__Task statement__.
Copy, from the material below, each line that contains the word "entrance".

<<<<

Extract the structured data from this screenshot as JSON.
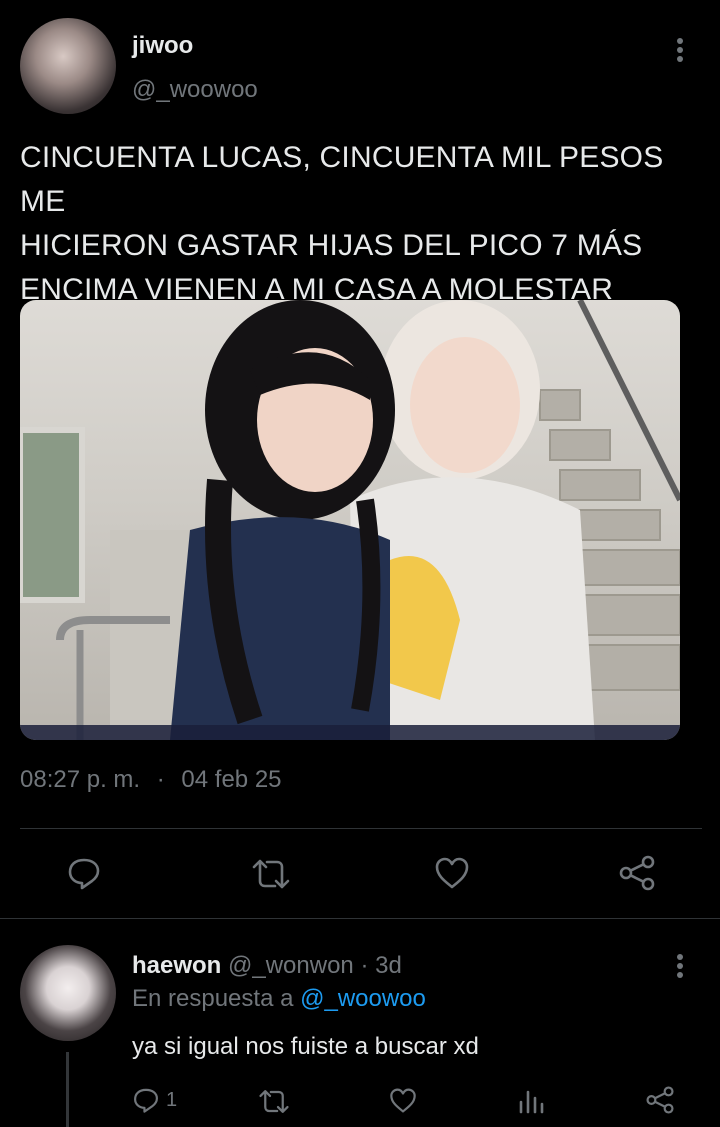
{
  "main_tweet": {
    "author_name": "jiwoo",
    "author_handle": "@_woowoo",
    "text_lines": [
      "CINCUENTA LUCAS, CINCUENTA MIL PESOS ME",
      "HICIERON GASTAR HIJAS DEL PICO 7 MÁS",
      "ENCIMA VIENEN A MI CASA A MOLESTAR"
    ],
    "time": "08:27 p. m.",
    "separator": "·",
    "date": "04 feb 25",
    "icons": [
      "reply-icon",
      "retweet-icon",
      "like-icon",
      "share-icon"
    ]
  },
  "reply": {
    "author_name": "haewon",
    "author_handle": "@_wonwon",
    "separator": "·",
    "age": "3d",
    "in_reply_prefix": "En respuesta a",
    "in_reply_handle": "@_woowoo",
    "text": "ya si igual nos fuiste a buscar xd",
    "reply_count": "1",
    "icons": [
      "reply-icon",
      "retweet-icon",
      "like-icon",
      "views-icon",
      "share-icon"
    ]
  },
  "colors": {
    "background": "#000000",
    "text": "#e7e9ea",
    "muted": "#71767b",
    "link": "#1d9bf0",
    "divider": "#2f3336"
  }
}
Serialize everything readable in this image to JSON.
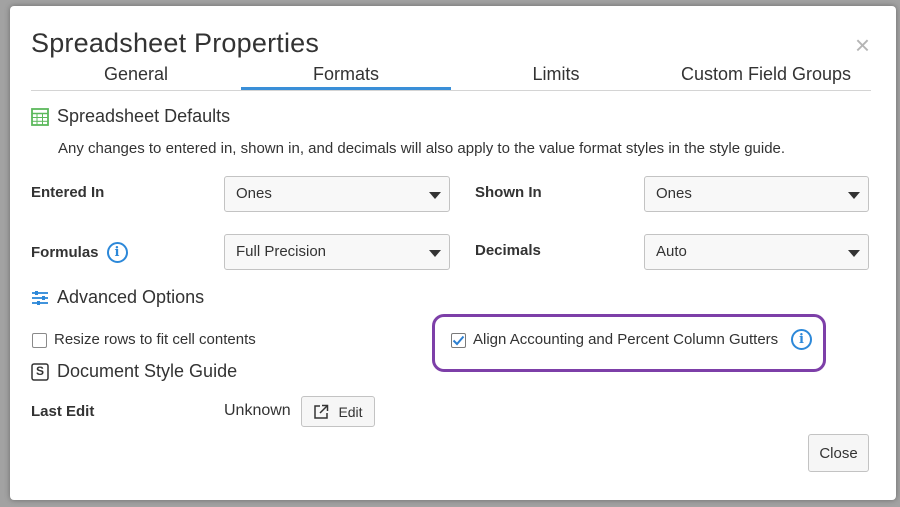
{
  "dialog": {
    "title": "Spreadsheet Properties",
    "close_glyph": "×"
  },
  "tabs": [
    {
      "label": "General",
      "active": false
    },
    {
      "label": "Formats",
      "active": true
    },
    {
      "label": "Limits",
      "active": false
    },
    {
      "label": "Custom Field Groups",
      "active": false
    }
  ],
  "defaults": {
    "heading": "Spreadsheet Defaults",
    "description": "Any changes to entered in, shown in, and decimals will also apply to the value format styles in the style guide.",
    "entered_in": {
      "label": "Entered In",
      "value": "Ones"
    },
    "shown_in": {
      "label": "Shown In",
      "value": "Ones"
    },
    "formulas": {
      "label": "Formulas",
      "value": "Full Precision"
    },
    "decimals": {
      "label": "Decimals",
      "value": "Auto"
    }
  },
  "advanced": {
    "heading": "Advanced Options",
    "resize_rows": {
      "label": "Resize rows to fit cell contents",
      "checked": false
    },
    "align_gutters": {
      "label": "Align Accounting and Percent Column Gutters",
      "checked": true
    }
  },
  "style_guide": {
    "heading": "Document Style Guide",
    "icon_letter": "S",
    "last_edit_label": "Last Edit",
    "last_edit_value": "Unknown",
    "edit_button": "Edit"
  },
  "footer": {
    "close_button": "Close"
  },
  "colors": {
    "accent": "#3a8fd8",
    "highlight": "#7d3fa8",
    "grid_icon": "#5cb85c",
    "info": "#2c88d9"
  },
  "icons": [
    "spreadsheet-grid-icon",
    "info-icon",
    "sliders-icon",
    "style-guide-icon",
    "external-link-icon",
    "checkmark-icon",
    "close-icon"
  ]
}
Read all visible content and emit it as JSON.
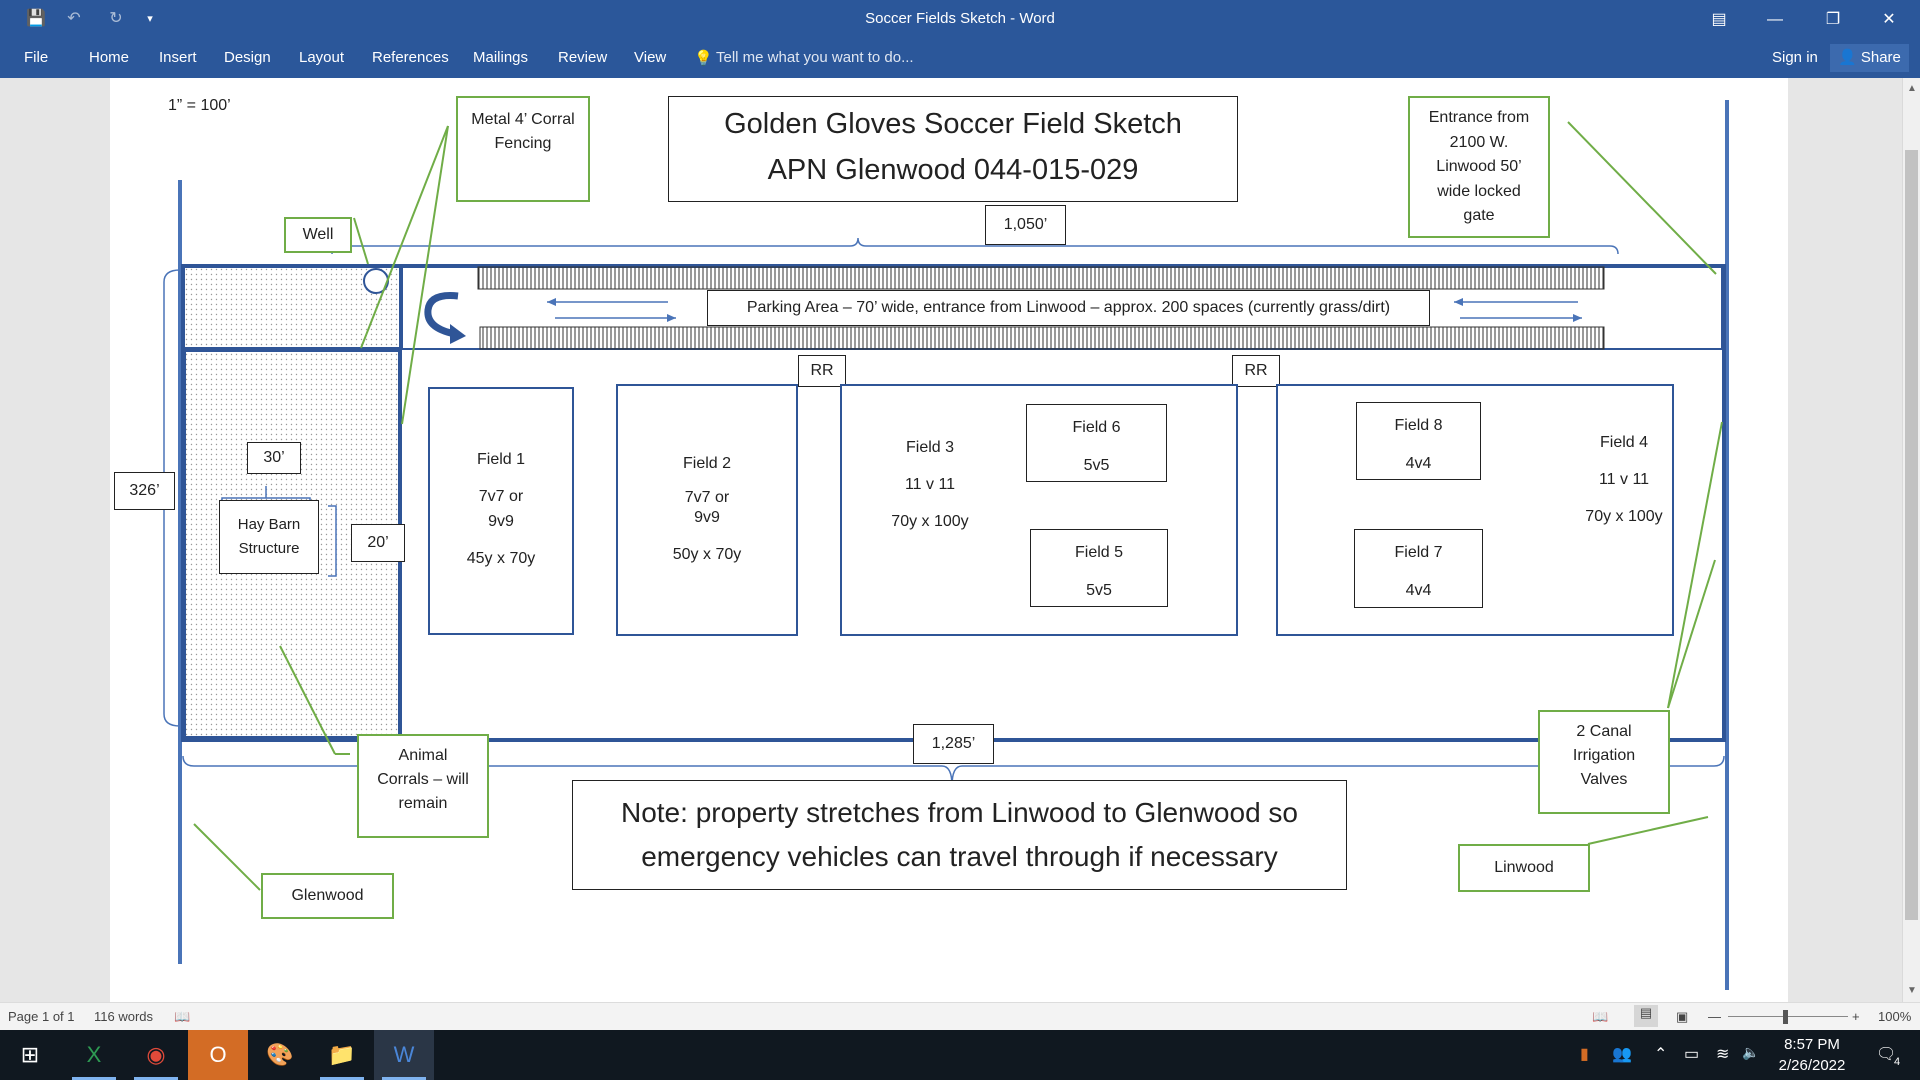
{
  "window": {
    "title": "Soccer Fields Sketch - Word",
    "save_icon": "save-icon",
    "undo_icon": "undo-icon",
    "redo_icon": "redo-icon",
    "customize_icon": "customize-qat-icon"
  },
  "ribbon": {
    "tabs": [
      "File",
      "Home",
      "Insert",
      "Design",
      "Layout",
      "References",
      "Mailings",
      "Review",
      "View"
    ],
    "tell_me": "Tell me what you want to do...",
    "sign_in": "Sign in",
    "share": "Share"
  },
  "sketch": {
    "scale": "1” = 100’",
    "title_line1": "Golden Gloves Soccer Field Sketch",
    "title_line2": "APN Glenwood 044-015-029",
    "dim_top": "1,050’",
    "dim_bottom": "1,285’",
    "dim_left": "326’",
    "dim_barn_width": "30’",
    "dim_barn_depth": "20’",
    "callouts": {
      "fencing": "Metal 4’ Corral Fencing",
      "entrance": "Entrance from 2100 W. Linwood 50’ wide locked gate",
      "well": "Well",
      "corrals": "Animal Corrals – will remain",
      "glenwood": "Glenwood",
      "valves": "2 Canal Irrigation Valves",
      "linwood": "Linwood"
    },
    "hay_barn": "Hay Barn Structure",
    "parking": "Parking Area – 70’ wide, entrance from Linwood – approx. 200 spaces (currently grass/dirt)",
    "restroom_label": "RR",
    "fields": {
      "f1": {
        "name": "Field 1",
        "format": "7v7 or 9v9",
        "size": "45y x 70y"
      },
      "f2": {
        "name": "Field 2",
        "format": "7v7 or 9v9",
        "size": "50y x 70y"
      },
      "f3": {
        "name": "Field 3",
        "format": "11 v 11",
        "size": "70y x 100y"
      },
      "f4": {
        "name": "Field 4",
        "format": "11 v 11",
        "size": "70y x 100y"
      },
      "f5": {
        "name": "Field 5",
        "format": "5v5"
      },
      "f6": {
        "name": "Field 6",
        "format": "5v5"
      },
      "f7": {
        "name": "Field 7",
        "format": "4v4"
      },
      "f8": {
        "name": "Field 8",
        "format": "4v4"
      }
    },
    "note": "Note:  property stretches from Linwood to Glenwood so emergency vehicles can travel through if necessary"
  },
  "status": {
    "page": "Page 1 of 1",
    "words": "116 words",
    "zoom": "100%"
  },
  "taskbar": {
    "time": "8:57 PM",
    "date": "2/26/2022",
    "notifications": "4"
  }
}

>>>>

__Response to the exercise__.
      "entrance": "Entrance from 2100 W. Linwood 50’ wide locked gate",
    "parking": "Parking Area – 70’ wide, entrance from Linwood – approx. 200 spaces (currently grass/dirt)",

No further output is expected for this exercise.